UGC generosity ends with fee advice
The higher education regulator has advised universities and colleges offering general-stream courses not to force students to pay their full fees during the lockdown, but has not announced any extra grants for the institutions.
University Grants Commission secretary Rajnish Jain wrote to all the vice-chancellors of universities and principals of government and private colleges on Wednesday, asking them to explore “alternative payment options” for the students.
A UGC official said this means allowing the students to pay their fees in instalments or deferring the payment for a few months. He said the advisory was not binding.
Since the students have to pay the full fees at the beginning of the academic year (for 12 months) or a semester (for 6 months), they have already paid their fees for the current period of lockdown.
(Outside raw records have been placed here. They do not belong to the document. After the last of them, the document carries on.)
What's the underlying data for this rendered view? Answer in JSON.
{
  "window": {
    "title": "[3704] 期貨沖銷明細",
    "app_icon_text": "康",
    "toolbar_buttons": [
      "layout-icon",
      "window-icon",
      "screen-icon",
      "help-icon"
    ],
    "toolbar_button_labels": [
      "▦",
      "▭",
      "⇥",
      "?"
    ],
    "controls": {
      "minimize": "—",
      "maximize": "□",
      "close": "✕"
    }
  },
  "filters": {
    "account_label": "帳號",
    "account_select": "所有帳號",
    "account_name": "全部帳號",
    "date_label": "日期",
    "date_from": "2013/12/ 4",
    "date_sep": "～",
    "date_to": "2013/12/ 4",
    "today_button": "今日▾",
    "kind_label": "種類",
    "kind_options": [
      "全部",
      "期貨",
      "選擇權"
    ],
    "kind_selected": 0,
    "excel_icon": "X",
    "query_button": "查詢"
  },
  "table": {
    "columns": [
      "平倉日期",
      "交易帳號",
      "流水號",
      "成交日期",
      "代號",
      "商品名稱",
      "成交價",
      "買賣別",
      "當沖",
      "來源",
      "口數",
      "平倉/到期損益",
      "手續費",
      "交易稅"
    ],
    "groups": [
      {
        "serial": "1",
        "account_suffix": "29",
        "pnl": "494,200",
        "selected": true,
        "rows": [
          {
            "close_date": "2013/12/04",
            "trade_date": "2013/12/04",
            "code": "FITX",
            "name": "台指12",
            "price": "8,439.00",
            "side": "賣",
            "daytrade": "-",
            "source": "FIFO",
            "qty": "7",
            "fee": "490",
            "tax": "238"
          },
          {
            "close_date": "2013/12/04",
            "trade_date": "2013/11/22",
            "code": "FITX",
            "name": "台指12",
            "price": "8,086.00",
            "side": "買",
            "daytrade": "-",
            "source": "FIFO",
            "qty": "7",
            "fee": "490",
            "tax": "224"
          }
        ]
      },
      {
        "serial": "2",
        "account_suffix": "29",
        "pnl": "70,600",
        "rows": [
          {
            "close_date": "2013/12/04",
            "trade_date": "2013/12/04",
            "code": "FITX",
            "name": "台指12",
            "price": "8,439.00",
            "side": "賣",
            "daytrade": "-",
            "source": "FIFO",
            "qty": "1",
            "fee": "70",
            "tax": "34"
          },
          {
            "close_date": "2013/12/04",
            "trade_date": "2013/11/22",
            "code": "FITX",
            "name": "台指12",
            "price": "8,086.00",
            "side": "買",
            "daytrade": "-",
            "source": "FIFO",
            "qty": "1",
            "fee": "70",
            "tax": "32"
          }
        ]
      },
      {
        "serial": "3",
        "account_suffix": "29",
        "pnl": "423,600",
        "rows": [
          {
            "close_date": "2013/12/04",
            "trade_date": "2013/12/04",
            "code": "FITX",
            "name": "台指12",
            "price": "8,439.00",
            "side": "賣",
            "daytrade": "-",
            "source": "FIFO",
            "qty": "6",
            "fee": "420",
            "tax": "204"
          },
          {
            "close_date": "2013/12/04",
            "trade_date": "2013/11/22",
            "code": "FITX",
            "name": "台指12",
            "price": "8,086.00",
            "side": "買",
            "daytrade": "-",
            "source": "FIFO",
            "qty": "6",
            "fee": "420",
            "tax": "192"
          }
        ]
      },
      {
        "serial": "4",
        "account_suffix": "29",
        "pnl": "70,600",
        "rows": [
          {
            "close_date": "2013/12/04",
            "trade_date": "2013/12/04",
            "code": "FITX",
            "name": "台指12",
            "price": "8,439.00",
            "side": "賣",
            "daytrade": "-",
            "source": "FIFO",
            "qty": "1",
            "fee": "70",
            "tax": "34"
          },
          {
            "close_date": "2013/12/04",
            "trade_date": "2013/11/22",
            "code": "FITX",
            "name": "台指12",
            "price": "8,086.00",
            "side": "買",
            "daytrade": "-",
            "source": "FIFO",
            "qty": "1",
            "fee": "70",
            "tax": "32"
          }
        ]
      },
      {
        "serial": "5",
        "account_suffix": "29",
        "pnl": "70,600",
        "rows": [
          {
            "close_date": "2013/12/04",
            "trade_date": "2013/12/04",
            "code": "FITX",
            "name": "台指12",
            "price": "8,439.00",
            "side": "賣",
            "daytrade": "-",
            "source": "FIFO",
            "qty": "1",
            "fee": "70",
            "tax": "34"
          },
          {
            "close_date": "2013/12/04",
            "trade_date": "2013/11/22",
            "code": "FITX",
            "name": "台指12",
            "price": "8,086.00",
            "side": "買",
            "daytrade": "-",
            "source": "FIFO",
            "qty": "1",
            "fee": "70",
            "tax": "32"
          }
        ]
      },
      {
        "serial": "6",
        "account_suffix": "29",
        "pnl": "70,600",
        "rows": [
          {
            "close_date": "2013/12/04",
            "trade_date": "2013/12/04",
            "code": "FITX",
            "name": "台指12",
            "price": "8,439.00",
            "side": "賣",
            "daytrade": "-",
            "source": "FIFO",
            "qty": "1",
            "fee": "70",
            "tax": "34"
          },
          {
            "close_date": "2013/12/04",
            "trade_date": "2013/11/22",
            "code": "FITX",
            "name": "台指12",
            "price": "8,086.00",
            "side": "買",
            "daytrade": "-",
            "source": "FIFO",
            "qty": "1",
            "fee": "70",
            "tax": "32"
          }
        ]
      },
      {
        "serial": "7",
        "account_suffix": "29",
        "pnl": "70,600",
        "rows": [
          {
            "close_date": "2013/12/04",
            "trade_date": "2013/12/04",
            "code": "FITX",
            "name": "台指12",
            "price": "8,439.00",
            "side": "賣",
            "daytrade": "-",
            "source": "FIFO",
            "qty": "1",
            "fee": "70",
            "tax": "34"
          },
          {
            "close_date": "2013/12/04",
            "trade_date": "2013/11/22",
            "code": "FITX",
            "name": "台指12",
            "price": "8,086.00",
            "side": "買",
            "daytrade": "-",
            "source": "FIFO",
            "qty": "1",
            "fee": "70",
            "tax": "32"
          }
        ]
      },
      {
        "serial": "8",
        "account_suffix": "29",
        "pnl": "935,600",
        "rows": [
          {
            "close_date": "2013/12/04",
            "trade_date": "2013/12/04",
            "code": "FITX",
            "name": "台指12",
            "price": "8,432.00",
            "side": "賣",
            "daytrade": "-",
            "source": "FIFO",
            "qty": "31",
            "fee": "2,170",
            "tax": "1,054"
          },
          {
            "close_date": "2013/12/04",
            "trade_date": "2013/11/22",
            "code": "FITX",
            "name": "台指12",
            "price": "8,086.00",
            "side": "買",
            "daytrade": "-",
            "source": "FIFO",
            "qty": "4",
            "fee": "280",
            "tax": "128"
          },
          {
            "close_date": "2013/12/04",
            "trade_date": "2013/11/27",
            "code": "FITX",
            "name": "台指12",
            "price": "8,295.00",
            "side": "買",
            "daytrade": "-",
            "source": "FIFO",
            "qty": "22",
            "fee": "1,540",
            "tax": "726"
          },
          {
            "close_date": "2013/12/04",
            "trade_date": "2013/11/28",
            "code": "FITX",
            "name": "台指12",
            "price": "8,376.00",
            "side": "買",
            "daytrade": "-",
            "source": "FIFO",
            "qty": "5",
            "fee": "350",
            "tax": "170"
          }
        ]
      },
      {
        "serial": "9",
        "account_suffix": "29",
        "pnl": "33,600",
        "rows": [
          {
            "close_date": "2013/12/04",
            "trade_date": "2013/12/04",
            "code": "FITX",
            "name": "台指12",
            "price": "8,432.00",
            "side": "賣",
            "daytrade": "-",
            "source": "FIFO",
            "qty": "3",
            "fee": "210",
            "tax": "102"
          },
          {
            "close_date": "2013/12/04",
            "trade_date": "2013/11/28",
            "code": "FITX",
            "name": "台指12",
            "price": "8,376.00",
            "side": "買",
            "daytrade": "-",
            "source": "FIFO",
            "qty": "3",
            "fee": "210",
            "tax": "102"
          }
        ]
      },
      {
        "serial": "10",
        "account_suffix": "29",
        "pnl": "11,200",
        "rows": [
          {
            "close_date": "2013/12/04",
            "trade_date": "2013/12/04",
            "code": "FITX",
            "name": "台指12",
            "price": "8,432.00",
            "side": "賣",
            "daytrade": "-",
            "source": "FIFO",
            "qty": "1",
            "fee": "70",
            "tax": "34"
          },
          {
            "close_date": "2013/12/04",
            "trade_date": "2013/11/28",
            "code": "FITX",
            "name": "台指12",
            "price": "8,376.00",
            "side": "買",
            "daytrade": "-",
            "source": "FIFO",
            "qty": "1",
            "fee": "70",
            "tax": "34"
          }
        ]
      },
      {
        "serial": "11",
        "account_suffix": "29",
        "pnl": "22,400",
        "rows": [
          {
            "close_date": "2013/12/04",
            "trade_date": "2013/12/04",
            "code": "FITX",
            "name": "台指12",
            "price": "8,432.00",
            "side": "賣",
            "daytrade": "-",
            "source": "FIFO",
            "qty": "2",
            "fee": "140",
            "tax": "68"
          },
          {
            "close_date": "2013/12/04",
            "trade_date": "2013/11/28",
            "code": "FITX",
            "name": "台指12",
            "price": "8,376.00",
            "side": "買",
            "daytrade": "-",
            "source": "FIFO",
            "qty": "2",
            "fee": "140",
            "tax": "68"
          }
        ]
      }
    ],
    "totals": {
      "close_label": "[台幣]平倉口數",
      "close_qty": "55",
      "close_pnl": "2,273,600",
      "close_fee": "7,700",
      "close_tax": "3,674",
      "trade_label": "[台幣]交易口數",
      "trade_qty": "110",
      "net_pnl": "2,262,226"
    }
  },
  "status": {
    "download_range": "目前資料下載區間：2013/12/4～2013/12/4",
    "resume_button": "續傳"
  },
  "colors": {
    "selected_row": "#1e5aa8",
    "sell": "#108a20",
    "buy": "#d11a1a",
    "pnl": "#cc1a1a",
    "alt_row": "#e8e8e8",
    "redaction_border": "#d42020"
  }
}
What the advisory is suggesting is that the institutions desist from seeking the entire fees at the start of the next academic session in July-August.
“It is requested that in view of prevailing extraordinary difficult circumstances, universities and colleges may consider the matter regarding payment of annual/ semester fee, tuition fee, examination fee, etc, sympathetically and if feasible, may consider offering alternative payment options to students till the situation returns to normal,” Jain’s letter said.
“If need be, the universities and colleges may consider individual requests from students, if any, concerning payment of fee, in a considerate manner, keeping in view the present Covid-19 pandemic.”
The fees vary greatly among the various public-funded and privately managed institutions, university officials said.
Delhi University colleges charge undergraduate students between Rs 10,000 and Rs 15,000 per six-month semester as admission, tuition, development and examination fees, an official said. Hostel boarders pay an additional fee.
Private universities charge between Rs 50,000 and Rs 5 lakh a year as tuition fee.
Rajesh Jha, a member of DU’s executive council, said the UGC should be giving extra funds to the public-funded institutions to help them not just defer the student fees but waive them altogether.
“The UGC doesn’t want to pay anything extra while trying to appear sympathetic to the students,” he said.
Jha emphasised that “more than 60 per cent students in public universities are from deprived sections like the Scheduled Castes, Scheduled Tribes and other Backward Classes”.
Just deferring payment, or allowing payment in instalments, is no relief at all for the students, many of whose parents have lost employment during the lockdown, he said.
“In recent years, the HRD ministry and the UGC have been reducing grants and asking the students to bear the burden,” he said.
“The language in this (Jain’s) letter does not reflect any change in their attitude of treating students as resource-generating entities.’
A teacher from Assam University, Silchar, said the students should be given not just a full waiver of all the charges — except food charges — but also of the interest on their education loans for the Covid-19 crisis period.
“Many of those who have taken loans may not get any jobs. Things have changed, so the interest should be waived,” the teacher, who requested anonymity, said.
R.P. Tiwari, vice-chancellor of the Dr Hari Singh Gour University, a central university in Madhya Pradesh, welcomed the UGC letter as “timely”.
“Universities will be able to devise their own models to help the students,” he said.
“In our university, we may go for instalment-based payment. Those who have UGC or state government scholarships will continue to have the option of paying their fees after they get their fellowships.”
While the UGC advisory applies only to the general stream, technical education regulator AICTE has already asked institutions offering professional courses to defer student fees until the lockdown had been lifted.
No such advisory has so far come for the medical or law courses from the Medical Council of India or the Bar Council of India.
The Education Promotion Society for India, which represents private educational institutions, has advised its member institutions not to ask for fees until the end of the lockdown.
Jain’s letter said the UGC had received complaints from parents and students that colleges and universities were insisting on immediate payment of annual and semester fees, which was becoming a strain on them.
Nearly 3.7 crore students are enrolled in higher education in the country.